  • Recognize that in some cases, despite the best efforts of educators, some families will not be involved in the school. Sometimes students do not live with either parent, but with another relative, or even on their own. Whenever possible, it is helpful to work with some adult who is significant in a students’ life. In some cases, this will be a grandparent, in other cases a probation officer. The overall point is that if the school and a significant adult are working together, it is far more likely that the student will be successful.

  • Please recognize that these are only a handful of recommendations in an area that is vital for most schools. We urge reviewing materials and resources cited below, for many more ideas and suggestions.


Epstein, Joyce. Various materials from the Center on School, Family and Community Partnerships 3003 N. Charles, Suite 200 Baltimore, Maryland 21218, This is the single best source of ideas regarding increasing family involvement that we know of. Epstein has spent several decades working on this issue. Her website is full of ideas and materials that educators can use. One of the many publications is School, Family and Community Partnerships, written by Dr. Epstein and several others, and available from Corwin Press (1997) at We strongly recommend Epstein’s website and this publication.

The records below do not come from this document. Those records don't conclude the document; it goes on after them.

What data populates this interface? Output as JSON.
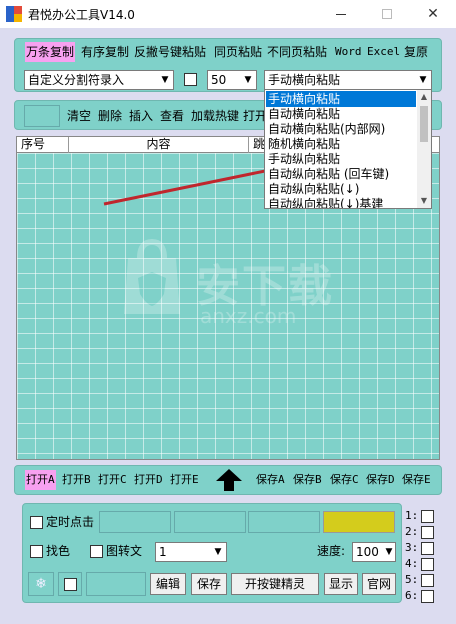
{
  "window": {
    "title": "君悦办公工具V14.0"
  },
  "toolbar1": {
    "buttons": [
      "万条复制",
      "有序复制",
      "反撇号键粘贴",
      "同页粘贴",
      "不同页粘贴",
      "Word",
      "Excel",
      "复原"
    ],
    "split_select": "自定义分割符录入",
    "count_select": "50",
    "mode_select": "手动横向粘贴"
  },
  "dropdown": {
    "options": [
      "手动横向粘贴",
      "自动横向粘贴",
      "自动横向粘贴(内部网)",
      "随机横向粘贴",
      "手动纵向粘贴",
      "自动纵向粘贴 (回车键)",
      "自动纵向粘贴(↓)",
      "自动纵向粘贴(↓)基建"
    ]
  },
  "toolbar2": {
    "buttons": [
      "清空",
      "删除",
      "插入",
      "查看",
      "加载热键",
      "打开"
    ]
  },
  "grid": {
    "headers": [
      "序号",
      "内容",
      "跳"
    ]
  },
  "watermark": {
    "text": "安下载",
    "sub": "anxz.com"
  },
  "toolbar3": {
    "open_buttons": [
      "打开A",
      "打开B",
      "打开C",
      "打开D",
      "打开E"
    ],
    "save_buttons": [
      "保存A",
      "保存B",
      "保存C",
      "保存D",
      "保存E"
    ]
  },
  "bottom": {
    "timer_label": "定时点击",
    "find_color_label": "找色",
    "img2text_label": "图转文",
    "combo_value": "1",
    "speed_label": "速度:",
    "speed_value": "100",
    "buttons": [
      "编辑",
      "保存",
      "开按键精灵",
      "显示",
      "官网"
    ],
    "slots": [
      "1:",
      "2:",
      "3:",
      "4:",
      "5:",
      "6:"
    ]
  },
  "colors": {
    "panel": "#7fd1c9",
    "background": "#dcdcf0",
    "active_button": "#f7a1f0",
    "selection": "#0078d7",
    "yellow_box": "#d4cc1c",
    "arrow": "#c0262d"
  }
}
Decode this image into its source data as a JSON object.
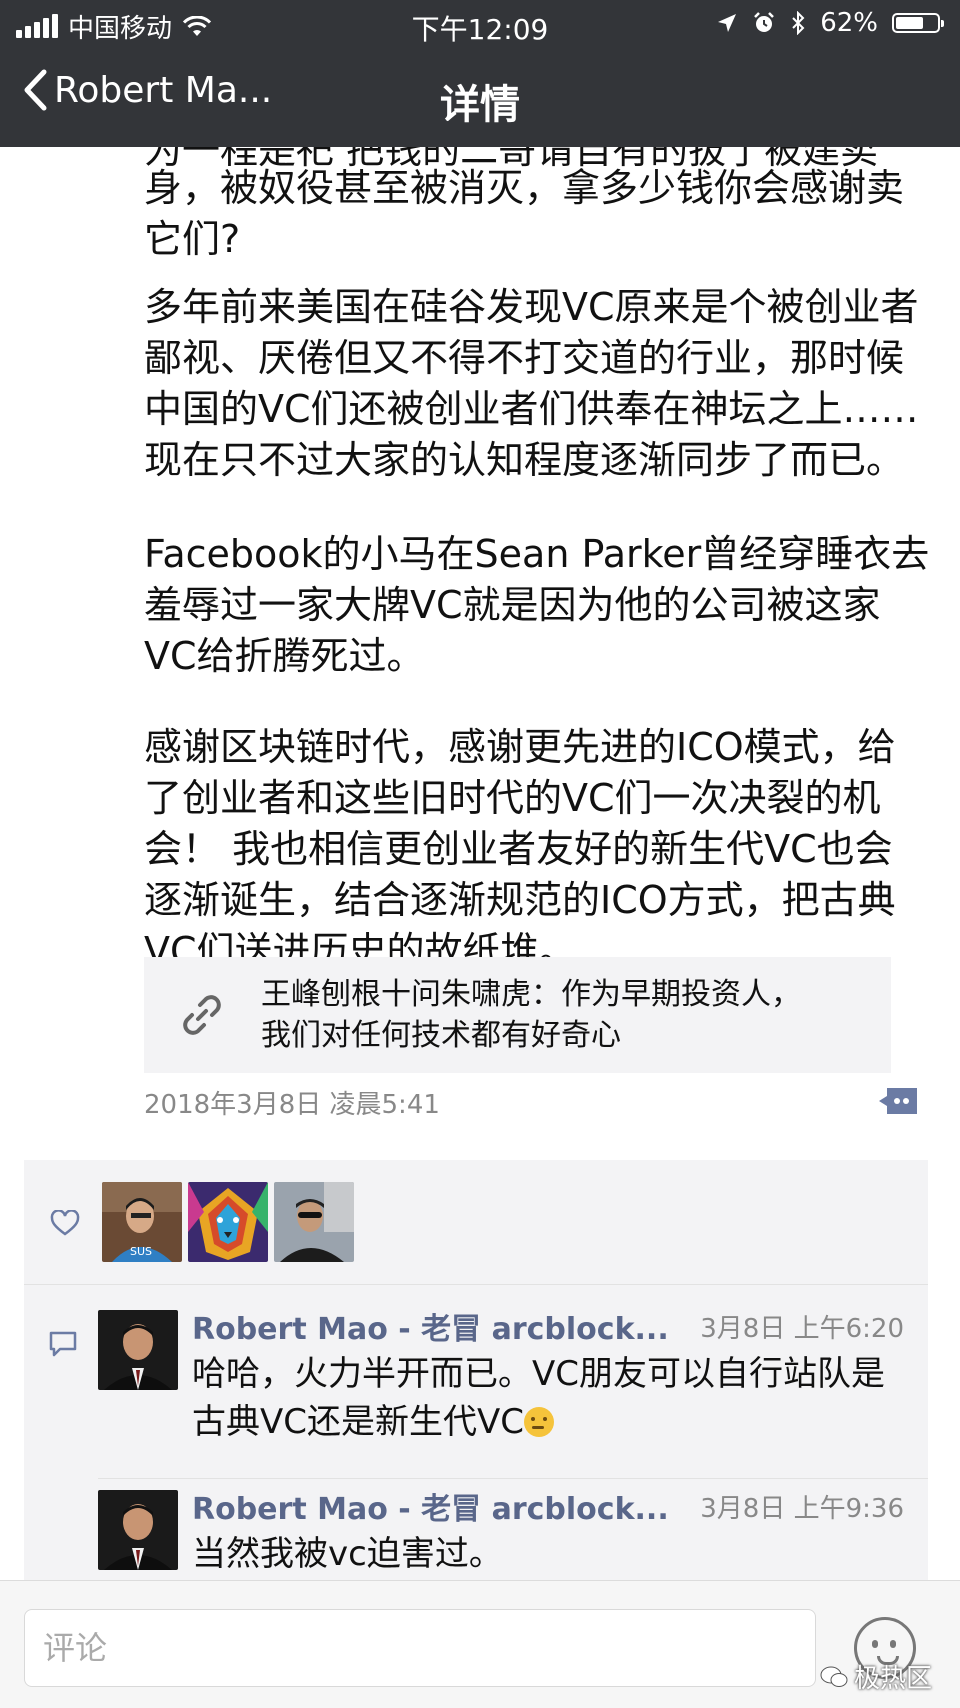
{
  "status_bar": {
    "carrier": "中国移动",
    "time": "下午12:09",
    "battery_percent": "62%",
    "battery_level": 0.62
  },
  "nav": {
    "back_label": "Robert Ma...",
    "title": "详情"
  },
  "article": {
    "cut_line": "为一程是祀 把钱的二哥请自有的拔了被建卖",
    "paragraphs": [
      "身，被奴役甚至被消灭，拿多少钱你会感谢卖\n它们?",
      "多年前来美国在硅谷发现VC原来是个被创业者\n鄙视、厌倦但又不得不打交道的行业，那时候\n中国的VC们还被创业者们供奉在神坛之上……\n现在只不过大家的认知程度逐渐同步了而已。",
      "Facebook的小马在Sean Parker曾经穿睡衣去\n羞辱过一家大牌VC就是因为他的公司被这家\nVC给折腾死过。",
      "感谢区块链时代，感谢更先进的ICO模式，给\n了创业者和这些旧时代的VC们一次决裂的机\n会！ 我也相信更创业者友好的新生代VC也会\n逐渐诞生，结合逐渐规范的ICO方式，把古典\nVC们送进历史的故纸堆。"
    ],
    "link_title": "王峰刨根十问朱啸虎：作为早期投资人，\n我们对任何技术都有好奇心",
    "timestamp": "2018年3月8日 凌晨5:41"
  },
  "comments": [
    {
      "name": "Robert Mao - 老冒 arcblock...",
      "time": "3月8日 上午6:20",
      "text": "哈哈，火力半开而已。VC朋友可以自行站队是古典VC还是新生代VC"
    },
    {
      "name": "Robert Mao - 老冒 arcblock...",
      "time": "3月8日 上午9:36",
      "text": "当然我被vc迫害过。"
    }
  ],
  "input": {
    "placeholder": "评论"
  },
  "watermark": "极热区",
  "colors": {
    "nav_bg": "#333539",
    "panel_bg": "#f3f3f5",
    "name_color": "#59668a",
    "timestamp_color": "#888888"
  },
  "icons": [
    "signal-icon",
    "wifi-icon",
    "location-icon",
    "alarm-icon",
    "bluetooth-icon",
    "battery-icon",
    "back-chevron-icon",
    "link-icon",
    "comment-bubble-icon",
    "heart-icon",
    "emoji-icon"
  ]
}
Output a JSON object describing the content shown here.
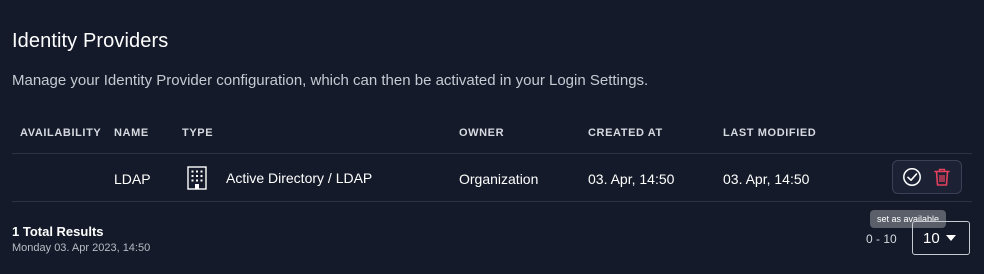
{
  "page": {
    "title": "Identity Providers",
    "description": "Manage your Identity Provider configuration, which can then be activated in your Login Settings."
  },
  "table": {
    "headers": {
      "availability": "AVAILABILITY",
      "name": "NAME",
      "type": "TYPE",
      "owner": "OWNER",
      "created_at": "CREATED AT",
      "last_modified": "LAST MODIFIED"
    },
    "rows": [
      {
        "availability": "",
        "name": "LDAP",
        "type_icon": "building-icon",
        "type": "Active Directory / LDAP",
        "owner": "Organization",
        "created_at": "03. Apr, 14:50",
        "last_modified": "03. Apr, 14:50"
      }
    ]
  },
  "actions": {
    "set_available_icon": "check-circle-icon",
    "delete_icon": "trash-icon",
    "tooltip": "set as available",
    "delete_color": "#e5405e"
  },
  "footer": {
    "total": "1 Total Results",
    "timestamp": "Monday 03. Apr 2023, 14:50",
    "range": "0 - 10",
    "page_size": "10"
  }
}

Henderson, Anne T. and Mapp, Karen L. (2002). A New Wave of Evidence: The Impact of School, Family and Community Connections on Student Achievement. Austin, Texas: Southwest Educational Development Laboratory. Order by phone at: 800-476-6861, or This is the single best summary of research we know about in this field. It is done very well, with dozens of research summaries presented, each receiving 1-2 pages. The report also includes a marvelous 2 page summary of all the research cited. This document, especially the brief introduction, would be very valuable for staff to review and consider.

Curran, Delores. (1984). Traits of a Healthy Family. San Francisco: Harper/Collins. These traits include: “communicates & listens, fosters table time and conversation, affirms and supports one another, teaches respect for others, develops a sense of trust, has a sense of play and humor, has a balance of interaction among members, shares leisure time, exhibits a sense of shared responsibility, teaches a sense of right and wrong, has a strong sense of family in which rituals and traditions abound, has a shared religious core, respects the privacy of one another, values service to others, admits to and seeks help with problems.”

Developmental Studies Center. (1995). At Home in Our Schools. Oakland: DSC. 2000 Embarcadero, Suite 305, Oakland Ca 94606, $14.95 + videotape & other resources. Good materials, in both English and Spanish

Brinkman, Rick and Kirschner, Rick. (1994). Dealing with People You Can’t Stand. New York: McGraw Hill. Very practical, sometimes humorous. This book includes strategies that sometimes work.

Faber, Adele and Mazlish, Elaine. (1980). How to Talk So Kids will Listen and Listen So Kids will Talk. New York: Avon Books. And, (1995). How to Talk So Kids can Learn: At Home and In School. New York: Simon & Schuster. Very practical, wise and helpful books that educators and parents can use – Strongly recommended for those wanting to know how to communicate more effectively with young people and families.

Rich, Dorothy. (1996). Megaskills. Boston: Houghton Mifflin. Very helpful book for families that want to help youngsters develop critical life skills.

Last Updated (Wednesday, 29 August 2007)